== Segment start ==

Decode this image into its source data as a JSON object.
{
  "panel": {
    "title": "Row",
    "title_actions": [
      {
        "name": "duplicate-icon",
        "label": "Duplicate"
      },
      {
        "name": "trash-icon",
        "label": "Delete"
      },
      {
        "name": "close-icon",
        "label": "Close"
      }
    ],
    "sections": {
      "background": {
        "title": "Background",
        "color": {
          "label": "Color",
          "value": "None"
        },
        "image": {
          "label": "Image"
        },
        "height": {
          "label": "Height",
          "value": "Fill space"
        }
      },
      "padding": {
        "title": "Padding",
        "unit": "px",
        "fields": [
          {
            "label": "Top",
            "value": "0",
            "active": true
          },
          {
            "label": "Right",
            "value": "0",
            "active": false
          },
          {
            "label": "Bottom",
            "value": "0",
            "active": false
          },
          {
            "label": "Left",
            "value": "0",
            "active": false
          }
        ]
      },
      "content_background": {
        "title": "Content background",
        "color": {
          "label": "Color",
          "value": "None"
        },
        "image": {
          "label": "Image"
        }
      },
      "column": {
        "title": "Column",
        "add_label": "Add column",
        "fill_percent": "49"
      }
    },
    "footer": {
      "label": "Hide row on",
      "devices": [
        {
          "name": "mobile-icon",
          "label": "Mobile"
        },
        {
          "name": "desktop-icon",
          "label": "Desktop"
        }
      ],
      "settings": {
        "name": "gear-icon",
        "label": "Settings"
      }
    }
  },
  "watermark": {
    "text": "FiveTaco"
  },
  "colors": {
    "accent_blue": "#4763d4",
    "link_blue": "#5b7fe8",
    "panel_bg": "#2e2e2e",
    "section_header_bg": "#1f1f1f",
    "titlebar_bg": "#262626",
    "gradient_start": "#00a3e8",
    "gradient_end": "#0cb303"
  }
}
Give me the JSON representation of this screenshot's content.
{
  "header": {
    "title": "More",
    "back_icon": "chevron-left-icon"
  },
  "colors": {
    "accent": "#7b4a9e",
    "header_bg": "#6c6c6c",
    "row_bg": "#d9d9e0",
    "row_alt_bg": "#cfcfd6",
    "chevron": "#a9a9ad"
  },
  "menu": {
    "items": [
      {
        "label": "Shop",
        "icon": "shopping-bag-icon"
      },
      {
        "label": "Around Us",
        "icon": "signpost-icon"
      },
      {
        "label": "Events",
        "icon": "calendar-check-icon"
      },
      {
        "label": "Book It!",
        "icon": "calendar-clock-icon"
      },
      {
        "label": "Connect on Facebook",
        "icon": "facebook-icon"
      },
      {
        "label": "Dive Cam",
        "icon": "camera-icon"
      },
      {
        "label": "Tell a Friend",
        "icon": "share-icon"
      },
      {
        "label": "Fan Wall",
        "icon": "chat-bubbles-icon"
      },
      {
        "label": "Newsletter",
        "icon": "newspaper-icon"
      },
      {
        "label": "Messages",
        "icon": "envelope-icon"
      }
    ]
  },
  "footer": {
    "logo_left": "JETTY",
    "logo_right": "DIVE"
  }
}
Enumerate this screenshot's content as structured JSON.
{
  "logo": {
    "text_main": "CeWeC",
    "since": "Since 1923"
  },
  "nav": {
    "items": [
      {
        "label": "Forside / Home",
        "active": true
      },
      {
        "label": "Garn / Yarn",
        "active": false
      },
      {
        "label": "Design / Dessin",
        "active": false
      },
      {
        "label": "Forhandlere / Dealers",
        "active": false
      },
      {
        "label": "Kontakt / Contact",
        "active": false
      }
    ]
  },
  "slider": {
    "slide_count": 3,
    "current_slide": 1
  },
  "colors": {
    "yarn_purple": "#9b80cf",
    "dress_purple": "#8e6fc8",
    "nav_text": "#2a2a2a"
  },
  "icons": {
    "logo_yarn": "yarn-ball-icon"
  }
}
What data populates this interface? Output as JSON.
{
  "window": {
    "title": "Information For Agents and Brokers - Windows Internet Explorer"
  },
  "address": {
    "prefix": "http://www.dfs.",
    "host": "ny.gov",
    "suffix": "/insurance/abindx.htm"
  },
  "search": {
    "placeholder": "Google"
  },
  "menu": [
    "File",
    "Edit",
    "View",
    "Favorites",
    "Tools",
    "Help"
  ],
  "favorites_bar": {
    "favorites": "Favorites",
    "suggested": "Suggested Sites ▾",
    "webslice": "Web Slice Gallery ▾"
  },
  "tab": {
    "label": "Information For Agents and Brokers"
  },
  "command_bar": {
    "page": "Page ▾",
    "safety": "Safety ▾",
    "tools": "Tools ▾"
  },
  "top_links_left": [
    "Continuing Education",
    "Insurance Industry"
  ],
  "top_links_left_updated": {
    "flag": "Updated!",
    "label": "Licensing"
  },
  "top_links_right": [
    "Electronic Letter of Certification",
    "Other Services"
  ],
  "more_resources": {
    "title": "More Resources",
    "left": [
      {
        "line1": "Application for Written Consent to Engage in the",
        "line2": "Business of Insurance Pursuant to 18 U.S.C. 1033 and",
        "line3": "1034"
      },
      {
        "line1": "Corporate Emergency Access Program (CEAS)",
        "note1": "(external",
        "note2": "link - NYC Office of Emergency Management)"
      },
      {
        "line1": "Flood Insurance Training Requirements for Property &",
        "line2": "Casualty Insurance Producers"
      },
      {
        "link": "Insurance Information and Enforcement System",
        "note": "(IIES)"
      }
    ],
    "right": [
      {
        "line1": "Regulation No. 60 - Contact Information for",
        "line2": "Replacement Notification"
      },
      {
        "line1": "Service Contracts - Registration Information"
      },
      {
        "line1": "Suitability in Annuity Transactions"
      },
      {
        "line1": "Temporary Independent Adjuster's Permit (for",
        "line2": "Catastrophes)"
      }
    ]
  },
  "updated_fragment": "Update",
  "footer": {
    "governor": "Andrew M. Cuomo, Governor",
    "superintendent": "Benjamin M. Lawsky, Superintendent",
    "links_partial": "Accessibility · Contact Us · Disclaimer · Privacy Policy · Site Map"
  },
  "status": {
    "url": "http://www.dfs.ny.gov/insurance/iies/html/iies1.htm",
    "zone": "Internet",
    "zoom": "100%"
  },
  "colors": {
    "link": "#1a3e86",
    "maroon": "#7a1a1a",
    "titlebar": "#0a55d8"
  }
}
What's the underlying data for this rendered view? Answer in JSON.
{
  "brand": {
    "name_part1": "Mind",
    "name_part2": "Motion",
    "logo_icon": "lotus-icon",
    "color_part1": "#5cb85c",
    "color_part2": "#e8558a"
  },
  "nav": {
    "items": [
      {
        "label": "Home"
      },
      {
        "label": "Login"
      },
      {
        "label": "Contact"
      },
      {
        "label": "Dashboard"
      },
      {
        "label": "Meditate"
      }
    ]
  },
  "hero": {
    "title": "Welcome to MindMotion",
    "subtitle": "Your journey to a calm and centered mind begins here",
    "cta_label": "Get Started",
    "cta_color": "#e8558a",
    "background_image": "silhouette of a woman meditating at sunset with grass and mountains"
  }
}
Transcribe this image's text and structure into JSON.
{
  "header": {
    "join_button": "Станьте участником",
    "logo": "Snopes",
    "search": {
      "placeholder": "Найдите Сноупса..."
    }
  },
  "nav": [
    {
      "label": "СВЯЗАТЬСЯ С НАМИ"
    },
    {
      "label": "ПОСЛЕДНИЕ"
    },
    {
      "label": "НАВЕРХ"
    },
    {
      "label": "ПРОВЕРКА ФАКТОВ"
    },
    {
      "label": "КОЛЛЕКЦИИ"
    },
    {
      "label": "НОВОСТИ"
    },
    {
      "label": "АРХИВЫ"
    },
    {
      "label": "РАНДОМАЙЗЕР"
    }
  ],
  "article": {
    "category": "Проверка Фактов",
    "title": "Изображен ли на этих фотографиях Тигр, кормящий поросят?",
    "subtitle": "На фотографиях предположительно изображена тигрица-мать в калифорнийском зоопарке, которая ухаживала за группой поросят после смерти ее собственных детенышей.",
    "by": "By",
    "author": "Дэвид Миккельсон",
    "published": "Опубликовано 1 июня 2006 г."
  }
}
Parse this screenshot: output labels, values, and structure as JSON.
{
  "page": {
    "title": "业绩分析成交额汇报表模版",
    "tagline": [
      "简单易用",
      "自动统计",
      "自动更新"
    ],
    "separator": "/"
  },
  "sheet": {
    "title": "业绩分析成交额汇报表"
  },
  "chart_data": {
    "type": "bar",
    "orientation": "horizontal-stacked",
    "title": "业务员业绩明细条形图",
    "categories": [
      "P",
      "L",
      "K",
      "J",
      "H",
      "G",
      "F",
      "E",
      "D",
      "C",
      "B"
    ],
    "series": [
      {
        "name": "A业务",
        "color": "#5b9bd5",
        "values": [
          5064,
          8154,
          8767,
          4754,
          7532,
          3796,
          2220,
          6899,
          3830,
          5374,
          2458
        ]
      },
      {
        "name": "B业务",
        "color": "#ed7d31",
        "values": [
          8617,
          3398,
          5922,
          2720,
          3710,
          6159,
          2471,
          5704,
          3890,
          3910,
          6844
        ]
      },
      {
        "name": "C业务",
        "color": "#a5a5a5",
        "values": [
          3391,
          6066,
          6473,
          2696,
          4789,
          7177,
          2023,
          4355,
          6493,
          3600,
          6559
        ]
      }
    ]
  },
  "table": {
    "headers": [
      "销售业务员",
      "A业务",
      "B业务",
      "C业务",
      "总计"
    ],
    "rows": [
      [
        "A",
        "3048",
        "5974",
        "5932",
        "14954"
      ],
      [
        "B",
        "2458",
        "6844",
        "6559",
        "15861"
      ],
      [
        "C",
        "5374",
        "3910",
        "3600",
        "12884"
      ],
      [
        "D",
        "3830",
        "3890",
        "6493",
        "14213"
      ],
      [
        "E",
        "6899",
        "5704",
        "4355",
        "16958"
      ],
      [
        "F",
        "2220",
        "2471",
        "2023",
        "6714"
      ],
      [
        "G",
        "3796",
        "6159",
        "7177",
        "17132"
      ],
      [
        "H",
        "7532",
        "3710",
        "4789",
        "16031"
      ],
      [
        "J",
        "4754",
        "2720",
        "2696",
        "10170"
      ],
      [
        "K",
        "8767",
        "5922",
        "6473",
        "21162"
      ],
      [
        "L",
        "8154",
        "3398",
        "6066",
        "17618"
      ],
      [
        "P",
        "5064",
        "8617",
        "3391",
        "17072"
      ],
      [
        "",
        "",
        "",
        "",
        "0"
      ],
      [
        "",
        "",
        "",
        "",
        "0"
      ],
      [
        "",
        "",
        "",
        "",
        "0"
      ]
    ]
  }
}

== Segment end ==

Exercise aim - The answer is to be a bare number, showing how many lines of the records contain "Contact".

Exercise solution - 4